Phase 3 (2001-2004) of the HERITAGE Family Study started September 1, 2001. The main focus of Phase 3 is to expand and further refine the search for genes and mutations affecting cardiorespiratory endurance and cardiovascular disease and type 2 diabetes risk factors as well as their response to regular exercise.
As of September 1, 2004, there have beenmore than 120 publications in refereed journals. Because of the complexity and extent of the data obtained, it is not possible to summarize all or even a large part of the results. Nevertheless, results from one phenotype (VO2max ) should demonstrate the types and importance of findings in the HERITAGE Family Study.

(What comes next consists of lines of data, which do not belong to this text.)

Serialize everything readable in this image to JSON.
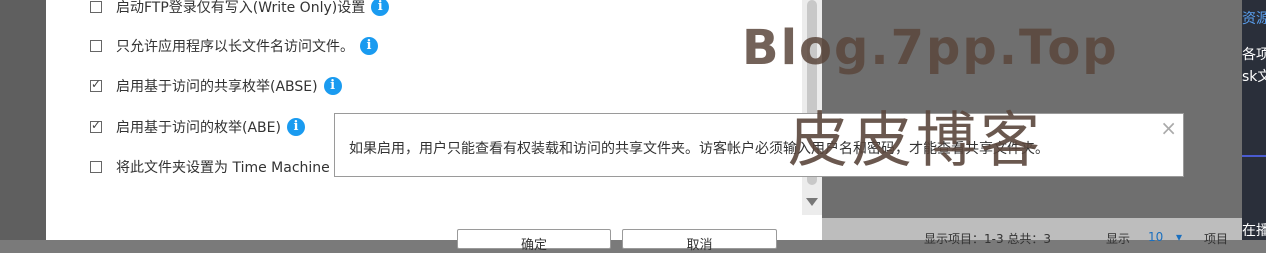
{
  "options": [
    {
      "label": "启动FTP登录仅有写入(Write Only)设置",
      "checked": false,
      "info": true
    },
    {
      "label": "只允许应用程序以长文件名访问文件。",
      "checked": false,
      "info": true
    },
    {
      "label": "启用基于访问的共享枚举(ABSE)",
      "checked": true,
      "info": true
    },
    {
      "label": "启用基于访问的枚举(ABE)",
      "checked": true,
      "info": true
    },
    {
      "label": "将此文件夹设置为 Time Machine",
      "checked": false,
      "info": false
    }
  ],
  "tooltip": {
    "text": "如果启用，用户只能查看有权装载和访问的共享文件夹。访客帐户必须输入用户名和密码，才能查看共享文件夹。",
    "close": "×"
  },
  "buttons": {
    "ok": "确定",
    "cancel": "取消"
  },
  "footer": {
    "items": "显示项目：1-3 总共：3",
    "show": "显示",
    "count": "10",
    "unit": "项目"
  },
  "side": {
    "t1": "资源",
    "t2": "各项",
    "t3": "sk文",
    "t4": "在播"
  },
  "watermark": {
    "line1": "Blog.7pp.Top",
    "line2": "皮皮博客"
  },
  "icons": {
    "info": "info-icon",
    "close": "close-icon",
    "scroll": "chevron-down-icon"
  }
}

One question asked was whether families had similar levels before training began. Relative to the phenotype of VO2max adjusted for age, sex, body mass and body composition, genetic factors explained about 40% of the variation. There was a large variation in response to training at each of the centers. Although the average increase in VO2max was 19%, about 5% of the subjects had little or no change (<5%) and about 5% had an increase of 40 to >50%. This large variation occurred at all ages and at all levels of initial fitness and was similar for Blacks and Whites and for women and men. There was about 2.5 times more variance between families than within families for the gains in VO2max, and the maximal heritability reached 47%. However, there was no relationship between initial level of VO2max and the change in VO2max after training (r = 0.08). In other words, it appears that one set of genes influenced the initial level and another set of genes influenced the response to training. Hence, part of the genetic component for VO2max expresses itself only in response to an active lifestyle. We could not find non-genetic variables measured before training that would differentiate between responders and non-responders.
Because DNA is available from all subjects, studies have been undertaken to identify genes and mutations that are associated with the variability in responsiveness to training as well as VO2max in the sedentary state. For instance, several candidate genes have been investigated and a few have yielded positive results. One of them was the muscle form of the creatine kinase gene (CKM). A DNA sequence variant in this gene was shown to be associated with the trainability of VO2max. For example, about 30% of the low responders (the lowest decile of delta VO2max) were homozygotes for this variant while there were no homozygotes among the high responders (upper decile). A genomic scan study performed with highly polymorphic markers has yielded a few promising chromosomal regions that may harbor genes for VO2max in the sedentary state or its trainability. These chromosomal regions are being further investigated with denser sets of markers. Similar projects are being pursued for all HERITAGE phenotypes including blood pressure, lipids and lipoproteins, glucose and insulin phenotypes, abdominal visceral fat, stroke volume, cardiac output and others.
Results from the HERITAGE Family Study have important implications for understanding human variation in a variety of physiological variables and risk factors for common chronic diseases. In addition, because of the large number of subjects who completed the same standardized training program, data can be analyzed for the effects of or interactions with sex, race, age and initial levels of fitness.